Facebook bid to save fire station

A Facebook campaign has been launched to save Heanor Fire Station following proposals to close it as part of a cost-cutting bid.

Last week, Derbyshire Fire Service announced plans to close Heanor, Crich and Alfreton stations and replace them with a new ‘super station’ in Ripley close to the A38.

The Facebook page was set up by firefighter Alistair Patrick, who believes the proposed cuts will increase response times and ultimately cost lives.

Alistair said: “We save lives, extinguish fires, rescue people who are trapped, attend smoke alarms and always aim to provide the best service we can to the local community.

“We have over 100 years professional service between us and voluntarily attend charity and local community and school events on a regular basis.”

He claimed: “Under the ‘Fit to Respond’ consultation Heanor Fire Station will be closed meaning the closest stations will be Ilkeston and Ripley this will inevitably increase response times to ten minutes or more.

“As crew and community members with friends and family locally we do not want the proposed closure to become reality, please show your support and back our campaign to keep Heanor Fire Station open.”

Heanor and its crew has served the town for over 90 years and comprises a team of 13 local firefighters who respond 24/7 to a pager system giving a five-minute turn-out to all emergency calls, he added.

There will be a “Fit to Respond” consultation event - where members of the public can have their say about the proposals at Ripley MarketPlace on Friday, November 3, from 9am to 3pm.

The changes, unveiled by Derbyshire Fire & Rescue Service last week, could also see almost 80 firefighters’ jobs cut and stations closed as bosses search to plug a 40 per cent reduction in the service’s budget by 2017.

Chief Fire Officer Sean Frayne said: “Ripley will stay open and take on responsibility for Alfreton, Crich and Heanor. A new station will also be built along the A38, which will be a more effective arrangement.

“Ripley will actually be getting a better level of service.
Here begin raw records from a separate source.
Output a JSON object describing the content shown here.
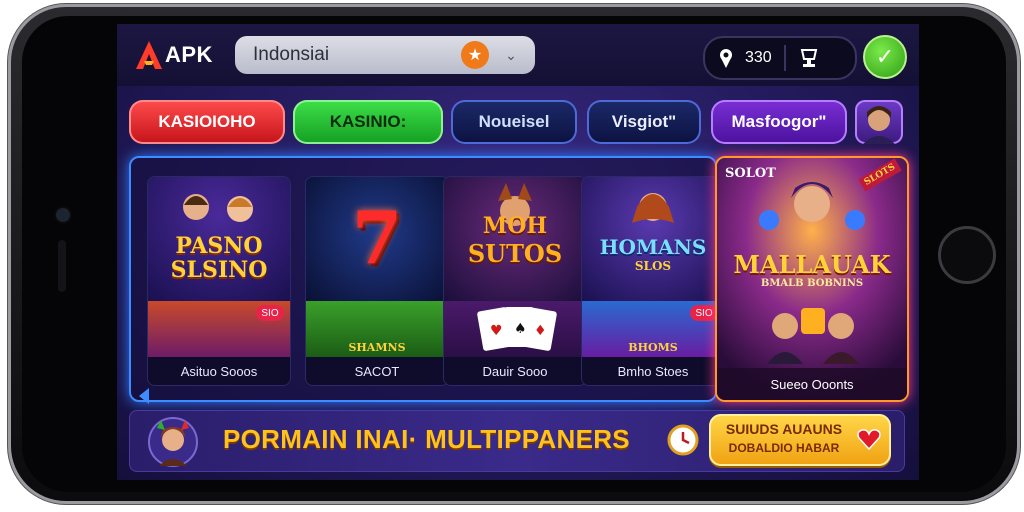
{
  "header": {
    "logo_text": "APK",
    "language_value": "Indonsiai",
    "stat_value": "330",
    "colors": {
      "accent": "#f07a1a",
      "ok": "#2f9e16"
    }
  },
  "tabs": [
    {
      "label": "KASIOIOHO"
    },
    {
      "label": "KASINIO:"
    },
    {
      "label": "Noueisel"
    },
    {
      "label": "Visgiot\""
    },
    {
      "label": "Masfoogor\""
    }
  ],
  "games": [
    {
      "title_line1": "PASNO",
      "title_line2": "SLSINO",
      "badge": "",
      "label": "Asituo Sooos"
    },
    {
      "title_line1": "7",
      "title_line2": "",
      "badge": "",
      "label": "SACOT"
    },
    {
      "title_line1": "MOH",
      "title_line2": "SUTOS",
      "badge": "",
      "label": "Dauir Sooo"
    },
    {
      "title_line1": "HOMANS",
      "title_line2": "SLOS",
      "badge": "",
      "label": "Bmho Stoes"
    }
  ],
  "thumb_badges": [
    "SIO",
    "",
    "",
    "SIO"
  ],
  "thumb_titles": [
    "",
    "SHAMNS",
    "",
    "BHOMS"
  ],
  "feature": {
    "tag": "SOLOT",
    "title": "MALLAUAK",
    "subtitle": "BMALB BOBNINS",
    "label": "Sueeo Ooonts",
    "corner": "SLOTS"
  },
  "banner": {
    "text": "PORMAIN INAI· MULTIPPANERS",
    "button_line1": "SUIUDS AUAUNS",
    "button_line2": "DOBALDIO HABAR"
  }
}
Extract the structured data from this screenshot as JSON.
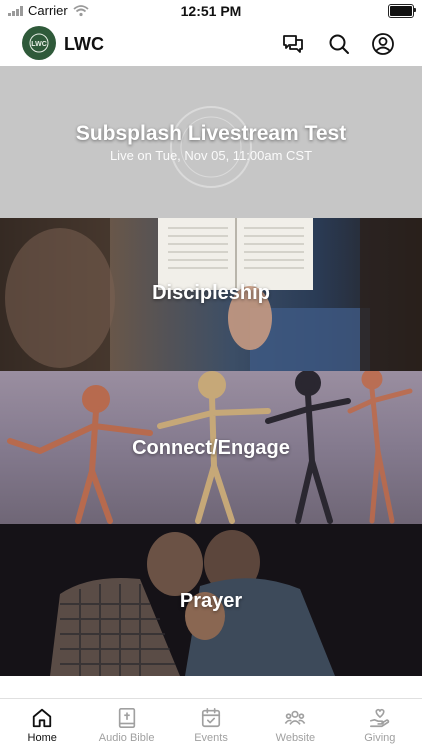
{
  "status_bar": {
    "carrier": "Carrier",
    "time": "12:51 PM"
  },
  "header": {
    "app_name": "LWC",
    "logo_text": "LWC"
  },
  "tiles": [
    {
      "title": "Subsplash Livestream Test",
      "subtitle": "Live on Tue, Nov 05, 11:00am CST"
    },
    {
      "title": "Discipleship"
    },
    {
      "title": "Connect/Engage"
    },
    {
      "title": "Prayer"
    }
  ],
  "tabs": [
    {
      "label": "Home",
      "icon": "home-icon",
      "active": true
    },
    {
      "label": "Audio Bible",
      "icon": "bible-icon"
    },
    {
      "label": "Events",
      "icon": "calendar-icon"
    },
    {
      "label": "Website",
      "icon": "people-icon"
    },
    {
      "label": "Giving",
      "icon": "giving-icon"
    }
  ],
  "colors": {
    "tab_active": "#111111",
    "tab_inactive": "#a0a0a0",
    "logo_bg": "#2f5a3a"
  }
}
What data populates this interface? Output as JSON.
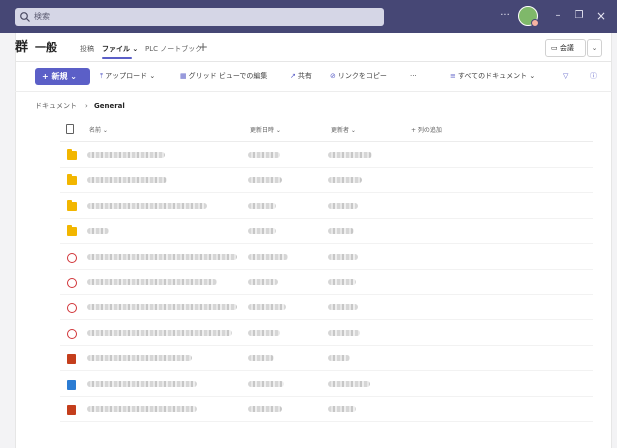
{
  "titlebar": {
    "search_placeholder": "検索",
    "more_label": "···",
    "minimize_label": "–",
    "maximize_label": "❐",
    "close_label": "×"
  },
  "channel": {
    "team_logo_text": "群",
    "name": "一般",
    "tabs": [
      {
        "label": "投稿",
        "active": false
      },
      {
        "label": "ファイル",
        "active": true
      },
      {
        "label": "PLC ノートブック",
        "active": false
      }
    ],
    "add_tab_label": "+",
    "meet_label": "会議"
  },
  "commandbar": {
    "new_label": "新規",
    "upload_label": "アップロード",
    "gridview_label": "グリッド ビューでの編集",
    "share_label": "共有",
    "copylink_label": "リンクをコピー",
    "more_label": "···",
    "view_label": "すべてのドキュメント"
  },
  "breadcrumb": {
    "root": "ドキュメント",
    "current": "General"
  },
  "columns": {
    "name": "名前",
    "modified": "更新日時",
    "modified_by": "更新者",
    "add_column": "+ 列の追加"
  },
  "rows": [
    {
      "type": "folder"
    },
    {
      "type": "folder"
    },
    {
      "type": "folder"
    },
    {
      "type": "folder"
    },
    {
      "type": "pdf"
    },
    {
      "type": "pdf"
    },
    {
      "type": "pdf"
    },
    {
      "type": "pdf"
    },
    {
      "type": "pptx"
    },
    {
      "type": "docx"
    },
    {
      "type": "pptx"
    }
  ],
  "colors": {
    "titlebar": "#464775",
    "accent": "#5b5fc7",
    "folder": "#f2b600",
    "pdf": "#d13438",
    "pptx": "#c43e1c",
    "docx": "#2b7cd3"
  }
}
When our current stations were designed they were not done with live risk in mind.”

A total of eight new bases would be built to replace the 17 across the county by 2022.

Bosses say the changes would make for a more “efficient” fire service.

The plans went out to public consultation on October 1.